April 4, 2013
I thought a brief update of the state of affairs in NJ education was in order as the NJ BOE begins to quickly approve policies that will have tremendous impact on our professional lives and the learning of our students.
The areas of concern right now are:
Special Education – The NJ DoE is pushing for special education teachers and guidance counselors to be assigned to be case managers for special education students. We need to push back on this as the special ed. teachers and guidance counselors have specialized training for their positions but are not trained in case management. They have full time jobs in their field and do not need any more responsibilities.
Nurses – There is still a proposal that nursing qualifications be reduced because of a shortage of school nurses. Interestingly enough there appear to be no shortages when nurses are treated as professionals but there are shortages in districts where they are not. Some districts have their nurses cover multiple buildings, they don’t pay them a professional salary, and they include responsibilities in their jobs that do not fall under the category of nursing. School nurses contend that there is no nursing shortage and that it is ridiculous to reduce the qualifications needed to be a school nurse. Nurses have been successfully holding this back.
Evaluation process – There are so many facets to this large state initiative. Foremost is how 4th-8th grade math and language arts teachers will be evaluated, based on ASK scores -- you need to be a statistician to understand it. All other teachers will be evaluated almost exclusively based on local school district measures, e.g., Common Assessments. It will be critical that the district assessments that are given to all students in various subject areas and at various levels accurately assess what we teach and are in a format that measures learning. This is all projected to begin in September of 2013.
Testing – The state plans to continue to use the ASK tests for the next 2 years and then move to the Partnership for Assessment of Readiness of College and Careers test (PARCC). The state is proposing that PARCC testing is be done on computers relying on internet access. There are many issues pending with PARCC. If NJ does move forward with PARCC testing, it will then have to revamp the evaluations of teachers whose students take those tests.
Impacts on teaching and learning – If teachers are going to be judged to be ineffective based on the scores their students get when compared to other students throughout the state, the temptation may be to teach to the test, not let students leave for music lessons or field trips or special events, teach only what is on the test, and teach test taking skills. This would certainly undermine education in NJ. We would then have to change our vision of life long learners to life long test takers.

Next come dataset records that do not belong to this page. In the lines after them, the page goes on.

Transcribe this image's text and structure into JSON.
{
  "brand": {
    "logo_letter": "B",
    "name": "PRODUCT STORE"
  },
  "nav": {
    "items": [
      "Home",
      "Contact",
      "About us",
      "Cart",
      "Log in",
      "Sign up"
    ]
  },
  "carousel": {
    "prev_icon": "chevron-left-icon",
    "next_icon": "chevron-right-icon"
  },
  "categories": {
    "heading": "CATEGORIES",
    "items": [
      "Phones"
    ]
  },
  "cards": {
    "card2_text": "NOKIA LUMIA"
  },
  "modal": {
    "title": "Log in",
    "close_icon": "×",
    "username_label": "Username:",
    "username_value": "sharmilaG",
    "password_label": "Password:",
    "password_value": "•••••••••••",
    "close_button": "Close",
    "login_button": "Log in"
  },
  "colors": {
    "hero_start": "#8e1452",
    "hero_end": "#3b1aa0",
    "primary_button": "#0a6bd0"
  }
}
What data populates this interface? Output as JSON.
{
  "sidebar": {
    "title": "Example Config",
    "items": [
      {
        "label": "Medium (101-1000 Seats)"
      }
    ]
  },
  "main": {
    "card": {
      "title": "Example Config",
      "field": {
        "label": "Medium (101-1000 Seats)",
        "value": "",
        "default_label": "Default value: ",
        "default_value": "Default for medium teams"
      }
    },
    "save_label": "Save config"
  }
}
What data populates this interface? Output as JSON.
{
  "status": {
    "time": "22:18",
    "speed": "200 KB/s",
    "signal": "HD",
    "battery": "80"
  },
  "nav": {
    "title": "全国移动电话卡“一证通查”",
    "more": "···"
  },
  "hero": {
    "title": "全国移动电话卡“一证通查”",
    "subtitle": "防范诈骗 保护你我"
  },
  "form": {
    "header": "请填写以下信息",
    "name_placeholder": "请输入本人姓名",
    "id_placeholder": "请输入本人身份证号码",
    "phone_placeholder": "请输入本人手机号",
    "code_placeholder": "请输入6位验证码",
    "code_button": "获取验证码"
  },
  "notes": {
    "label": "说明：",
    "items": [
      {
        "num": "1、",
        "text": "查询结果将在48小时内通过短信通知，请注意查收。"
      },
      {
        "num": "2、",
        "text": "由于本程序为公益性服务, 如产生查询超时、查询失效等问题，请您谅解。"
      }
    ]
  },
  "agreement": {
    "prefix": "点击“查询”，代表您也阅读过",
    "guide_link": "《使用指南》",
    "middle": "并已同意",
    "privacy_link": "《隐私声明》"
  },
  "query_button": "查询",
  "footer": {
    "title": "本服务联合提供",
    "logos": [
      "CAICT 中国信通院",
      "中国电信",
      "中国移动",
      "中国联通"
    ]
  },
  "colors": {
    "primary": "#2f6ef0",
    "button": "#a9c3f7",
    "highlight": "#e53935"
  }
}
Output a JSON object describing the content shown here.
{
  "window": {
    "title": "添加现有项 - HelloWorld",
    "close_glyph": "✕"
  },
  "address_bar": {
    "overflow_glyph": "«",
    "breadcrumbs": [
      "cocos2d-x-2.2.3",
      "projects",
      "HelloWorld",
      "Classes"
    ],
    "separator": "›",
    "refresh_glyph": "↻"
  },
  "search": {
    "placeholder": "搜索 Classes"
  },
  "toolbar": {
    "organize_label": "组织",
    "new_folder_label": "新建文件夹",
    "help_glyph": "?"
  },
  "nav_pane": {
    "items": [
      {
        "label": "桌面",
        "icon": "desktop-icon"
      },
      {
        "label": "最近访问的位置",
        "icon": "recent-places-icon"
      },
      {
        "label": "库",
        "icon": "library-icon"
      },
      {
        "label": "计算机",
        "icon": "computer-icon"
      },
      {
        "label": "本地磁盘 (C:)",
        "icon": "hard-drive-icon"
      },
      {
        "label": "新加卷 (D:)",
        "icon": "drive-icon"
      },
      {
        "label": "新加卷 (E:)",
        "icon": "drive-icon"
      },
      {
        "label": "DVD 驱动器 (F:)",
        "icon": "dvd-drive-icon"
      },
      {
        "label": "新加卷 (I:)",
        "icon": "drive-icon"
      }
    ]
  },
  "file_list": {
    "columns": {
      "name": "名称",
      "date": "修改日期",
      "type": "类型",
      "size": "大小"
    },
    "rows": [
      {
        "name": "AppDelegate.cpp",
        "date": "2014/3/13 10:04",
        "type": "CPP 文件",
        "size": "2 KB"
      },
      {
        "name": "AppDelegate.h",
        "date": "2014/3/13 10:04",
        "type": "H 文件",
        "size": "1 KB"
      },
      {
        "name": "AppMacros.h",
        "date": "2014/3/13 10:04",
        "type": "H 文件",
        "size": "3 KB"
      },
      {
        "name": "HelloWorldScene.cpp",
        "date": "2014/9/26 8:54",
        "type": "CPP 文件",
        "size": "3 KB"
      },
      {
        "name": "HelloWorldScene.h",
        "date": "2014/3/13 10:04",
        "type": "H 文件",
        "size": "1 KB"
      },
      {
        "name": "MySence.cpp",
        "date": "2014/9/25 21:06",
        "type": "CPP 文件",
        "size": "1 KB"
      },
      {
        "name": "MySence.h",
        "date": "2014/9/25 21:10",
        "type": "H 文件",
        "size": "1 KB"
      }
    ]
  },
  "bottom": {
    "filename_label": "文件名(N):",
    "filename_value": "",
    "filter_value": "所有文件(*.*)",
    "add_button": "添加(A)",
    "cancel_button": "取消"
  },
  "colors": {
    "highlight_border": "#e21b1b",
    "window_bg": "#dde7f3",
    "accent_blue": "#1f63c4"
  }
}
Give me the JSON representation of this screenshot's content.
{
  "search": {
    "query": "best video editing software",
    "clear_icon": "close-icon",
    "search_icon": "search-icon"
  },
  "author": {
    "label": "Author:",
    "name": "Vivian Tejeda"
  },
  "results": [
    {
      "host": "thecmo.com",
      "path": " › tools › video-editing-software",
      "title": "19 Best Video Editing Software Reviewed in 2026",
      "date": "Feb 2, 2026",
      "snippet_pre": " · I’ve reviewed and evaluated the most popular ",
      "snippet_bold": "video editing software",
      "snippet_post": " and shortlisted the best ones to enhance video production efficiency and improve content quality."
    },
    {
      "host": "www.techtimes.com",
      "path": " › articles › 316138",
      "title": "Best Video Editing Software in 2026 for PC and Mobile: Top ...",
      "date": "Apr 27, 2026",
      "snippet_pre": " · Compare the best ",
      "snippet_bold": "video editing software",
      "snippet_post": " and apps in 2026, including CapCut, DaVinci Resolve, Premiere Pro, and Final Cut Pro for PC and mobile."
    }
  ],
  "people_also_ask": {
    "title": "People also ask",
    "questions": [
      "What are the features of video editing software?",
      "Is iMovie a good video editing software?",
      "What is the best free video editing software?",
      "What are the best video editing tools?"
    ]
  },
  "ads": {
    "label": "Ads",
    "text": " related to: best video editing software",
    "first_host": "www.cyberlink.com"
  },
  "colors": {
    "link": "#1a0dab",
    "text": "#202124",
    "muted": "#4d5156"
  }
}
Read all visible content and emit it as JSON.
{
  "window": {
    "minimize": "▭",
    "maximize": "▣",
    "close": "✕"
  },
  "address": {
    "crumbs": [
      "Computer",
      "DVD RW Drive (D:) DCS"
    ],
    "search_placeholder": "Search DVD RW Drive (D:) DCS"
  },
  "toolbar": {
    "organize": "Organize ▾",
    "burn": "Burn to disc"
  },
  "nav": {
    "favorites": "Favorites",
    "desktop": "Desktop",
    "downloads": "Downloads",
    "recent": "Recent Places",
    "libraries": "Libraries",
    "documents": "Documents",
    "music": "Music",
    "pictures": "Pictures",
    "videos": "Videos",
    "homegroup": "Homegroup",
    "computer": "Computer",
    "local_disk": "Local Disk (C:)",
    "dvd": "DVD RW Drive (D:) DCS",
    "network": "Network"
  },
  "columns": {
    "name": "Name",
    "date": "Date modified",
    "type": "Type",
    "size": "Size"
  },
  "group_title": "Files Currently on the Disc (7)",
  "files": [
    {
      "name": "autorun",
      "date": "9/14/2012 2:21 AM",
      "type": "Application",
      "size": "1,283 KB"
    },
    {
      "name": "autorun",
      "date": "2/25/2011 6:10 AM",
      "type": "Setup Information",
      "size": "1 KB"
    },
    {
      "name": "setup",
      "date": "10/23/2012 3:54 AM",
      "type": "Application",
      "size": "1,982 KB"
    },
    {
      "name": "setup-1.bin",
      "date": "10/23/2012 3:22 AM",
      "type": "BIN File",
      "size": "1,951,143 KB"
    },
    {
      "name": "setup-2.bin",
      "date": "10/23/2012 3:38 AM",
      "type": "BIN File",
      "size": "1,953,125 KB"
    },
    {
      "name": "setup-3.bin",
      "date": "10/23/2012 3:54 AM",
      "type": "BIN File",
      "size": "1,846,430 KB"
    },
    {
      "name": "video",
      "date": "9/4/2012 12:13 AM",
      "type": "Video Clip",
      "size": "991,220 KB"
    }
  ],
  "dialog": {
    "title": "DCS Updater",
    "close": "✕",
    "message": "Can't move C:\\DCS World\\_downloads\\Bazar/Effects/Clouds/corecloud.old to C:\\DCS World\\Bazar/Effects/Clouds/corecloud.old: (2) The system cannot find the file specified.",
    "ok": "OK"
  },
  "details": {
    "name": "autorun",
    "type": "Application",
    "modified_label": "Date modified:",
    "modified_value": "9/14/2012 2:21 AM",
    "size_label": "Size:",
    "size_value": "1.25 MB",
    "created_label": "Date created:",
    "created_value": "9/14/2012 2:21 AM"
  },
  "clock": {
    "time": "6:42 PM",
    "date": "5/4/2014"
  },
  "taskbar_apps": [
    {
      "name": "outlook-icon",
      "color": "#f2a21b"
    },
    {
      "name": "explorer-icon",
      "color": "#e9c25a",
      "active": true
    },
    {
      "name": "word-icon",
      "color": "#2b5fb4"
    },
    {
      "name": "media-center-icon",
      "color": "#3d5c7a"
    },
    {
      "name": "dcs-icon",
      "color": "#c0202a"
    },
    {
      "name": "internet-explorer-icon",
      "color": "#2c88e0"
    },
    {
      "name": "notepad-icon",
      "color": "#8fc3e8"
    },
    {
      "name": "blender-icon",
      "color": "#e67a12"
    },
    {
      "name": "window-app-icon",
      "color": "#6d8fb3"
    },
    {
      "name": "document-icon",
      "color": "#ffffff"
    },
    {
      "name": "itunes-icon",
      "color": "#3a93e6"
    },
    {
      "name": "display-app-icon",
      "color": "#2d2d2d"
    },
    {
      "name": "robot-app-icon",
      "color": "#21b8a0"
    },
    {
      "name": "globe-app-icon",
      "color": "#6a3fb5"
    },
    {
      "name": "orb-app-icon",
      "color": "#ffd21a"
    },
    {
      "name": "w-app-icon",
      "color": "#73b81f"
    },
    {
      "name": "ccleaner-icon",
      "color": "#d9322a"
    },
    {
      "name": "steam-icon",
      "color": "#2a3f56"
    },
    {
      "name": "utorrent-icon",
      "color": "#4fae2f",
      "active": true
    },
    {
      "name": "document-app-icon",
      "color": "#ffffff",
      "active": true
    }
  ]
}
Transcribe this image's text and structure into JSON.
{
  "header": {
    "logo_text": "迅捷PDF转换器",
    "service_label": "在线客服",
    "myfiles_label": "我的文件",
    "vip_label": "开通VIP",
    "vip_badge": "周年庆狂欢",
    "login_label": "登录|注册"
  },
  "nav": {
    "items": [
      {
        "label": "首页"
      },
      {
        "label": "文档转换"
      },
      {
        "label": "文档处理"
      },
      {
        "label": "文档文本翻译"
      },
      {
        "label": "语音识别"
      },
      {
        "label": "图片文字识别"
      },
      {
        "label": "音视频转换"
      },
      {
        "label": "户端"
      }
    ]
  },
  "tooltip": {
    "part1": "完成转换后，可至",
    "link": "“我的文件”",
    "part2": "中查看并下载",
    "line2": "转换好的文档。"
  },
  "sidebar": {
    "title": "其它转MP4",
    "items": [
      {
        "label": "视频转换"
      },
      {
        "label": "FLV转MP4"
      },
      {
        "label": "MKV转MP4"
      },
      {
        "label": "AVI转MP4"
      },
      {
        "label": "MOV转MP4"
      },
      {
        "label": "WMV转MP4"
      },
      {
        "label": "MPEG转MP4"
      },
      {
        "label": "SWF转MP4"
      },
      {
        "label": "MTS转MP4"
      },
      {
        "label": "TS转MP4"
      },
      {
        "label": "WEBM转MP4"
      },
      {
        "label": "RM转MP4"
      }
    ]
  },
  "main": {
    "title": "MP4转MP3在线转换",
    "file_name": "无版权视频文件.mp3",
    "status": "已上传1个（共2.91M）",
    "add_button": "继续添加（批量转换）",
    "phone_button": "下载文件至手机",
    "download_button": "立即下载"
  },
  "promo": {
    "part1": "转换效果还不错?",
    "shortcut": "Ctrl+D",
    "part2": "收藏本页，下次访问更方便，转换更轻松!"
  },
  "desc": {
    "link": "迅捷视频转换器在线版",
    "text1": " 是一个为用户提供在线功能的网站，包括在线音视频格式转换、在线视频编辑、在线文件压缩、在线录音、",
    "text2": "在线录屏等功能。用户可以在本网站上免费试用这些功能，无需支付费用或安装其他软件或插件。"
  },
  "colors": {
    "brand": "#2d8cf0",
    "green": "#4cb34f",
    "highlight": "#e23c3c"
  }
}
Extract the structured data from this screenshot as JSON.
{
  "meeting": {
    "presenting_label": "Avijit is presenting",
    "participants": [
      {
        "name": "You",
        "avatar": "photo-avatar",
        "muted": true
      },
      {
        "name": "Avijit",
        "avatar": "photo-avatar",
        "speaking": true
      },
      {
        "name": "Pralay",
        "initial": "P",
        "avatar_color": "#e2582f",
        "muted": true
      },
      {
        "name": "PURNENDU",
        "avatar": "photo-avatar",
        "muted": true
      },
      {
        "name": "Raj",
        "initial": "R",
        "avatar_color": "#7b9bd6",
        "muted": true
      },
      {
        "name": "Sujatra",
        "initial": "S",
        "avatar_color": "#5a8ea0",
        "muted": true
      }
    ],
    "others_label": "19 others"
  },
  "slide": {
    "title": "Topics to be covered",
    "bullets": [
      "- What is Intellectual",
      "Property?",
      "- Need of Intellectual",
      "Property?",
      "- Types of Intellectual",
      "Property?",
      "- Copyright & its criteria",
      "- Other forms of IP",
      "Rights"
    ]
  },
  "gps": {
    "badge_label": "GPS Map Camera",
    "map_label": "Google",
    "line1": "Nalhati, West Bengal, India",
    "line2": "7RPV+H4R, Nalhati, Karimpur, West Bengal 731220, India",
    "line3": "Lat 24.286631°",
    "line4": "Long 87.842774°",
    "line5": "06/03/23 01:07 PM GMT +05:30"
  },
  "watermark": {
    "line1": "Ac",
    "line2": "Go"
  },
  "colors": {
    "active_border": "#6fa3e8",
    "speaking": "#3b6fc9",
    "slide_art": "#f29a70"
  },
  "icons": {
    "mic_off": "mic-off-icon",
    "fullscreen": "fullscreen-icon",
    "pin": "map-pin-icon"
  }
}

The NJ BOE members are listening to input and they are particularly interested in hearing from teachers in the field. They want to know the possible impact all of this will have on education in addition to hearing current experiences from classrooms around the state. We will need to write letters to the NJ BOE of the NJ DOE very shortly so sharpen your pencils! Look for more information from your Building VP or Legislative Action Team (LAT).
“Union gives strength.” - Aesop